- Task prompt
With the images left out, print all of the records below exactly.

- Data listing
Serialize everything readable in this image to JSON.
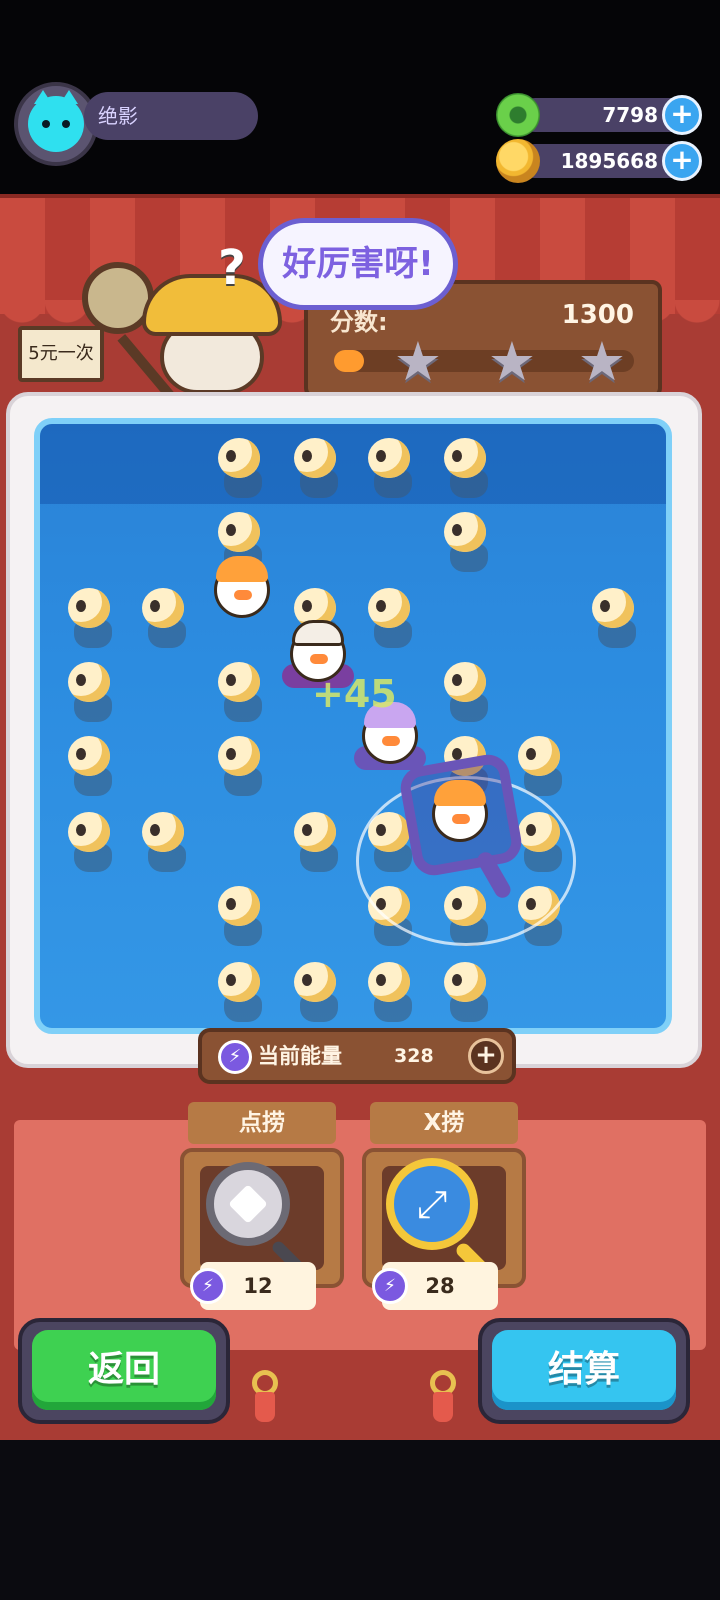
{
  "player": {
    "name": "绝影"
  },
  "currencies": [
    {
      "icon": "green-donut-icon",
      "value": "7798",
      "color": "#6ad04a"
    },
    {
      "icon": "gold-planet-icon",
      "value": "1895668",
      "color": "#f2b730"
    }
  ],
  "stall": {
    "sign": "5元一次"
  },
  "shopkeeper": {
    "speech": "好厉害呀!"
  },
  "score": {
    "label": "分数:",
    "value": "1300",
    "progress": 0.1,
    "stars_earned": 0,
    "stars_total": 3
  },
  "pond": {
    "score_popup": "+45"
  },
  "energy": {
    "label": "当前能量",
    "value": "328"
  },
  "tools": [
    {
      "name": "点捞",
      "cost": "12",
      "icon": "frying-pan-net-icon"
    },
    {
      "name": "X捞",
      "cost": "28",
      "icon": "expand-net-icon"
    }
  ],
  "buttons": {
    "back": "返回",
    "settle": "结算"
  },
  "colors": {
    "back_button": "#3ed151",
    "settle_button": "#35c5f0",
    "pond": "#2c8ce0",
    "energy": "#7b59e0"
  }
}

- Response
Serialize everything readable in this image to JSON.
{
  "player": {
    "name": "绝影"
  },
  "currencies": [
    {
      "icon": "green-donut-icon",
      "value": "7798",
      "color": "#6ad04a"
    },
    {
      "icon": "gold-planet-icon",
      "value": "1895668",
      "color": "#f2b730"
    }
  ],
  "stall": {
    "sign": "5元一次"
  },
  "shopkeeper": {
    "speech": "好厉害呀!"
  },
  "score": {
    "label": "分数:",
    "value": "1300",
    "progress": 0.1,
    "stars_earned": 0,
    "stars_total": 3
  },
  "pond": {
    "score_popup": "+45"
  },
  "energy": {
    "label": "当前能量",
    "value": "328"
  },
  "tools": [
    {
      "name": "点捞",
      "cost": "12",
      "icon": "frying-pan-net-icon"
    },
    {
      "name": "X捞",
      "cost": "28",
      "icon": "expand-net-icon"
    }
  ],
  "buttons": {
    "back": "返回",
    "settle": "结算"
  },
  "colors": {
    "back_button": "#3ed151",
    "settle_button": "#35c5f0",
    "pond": "#2c8ce0",
    "energy": "#7b59e0"
  }
}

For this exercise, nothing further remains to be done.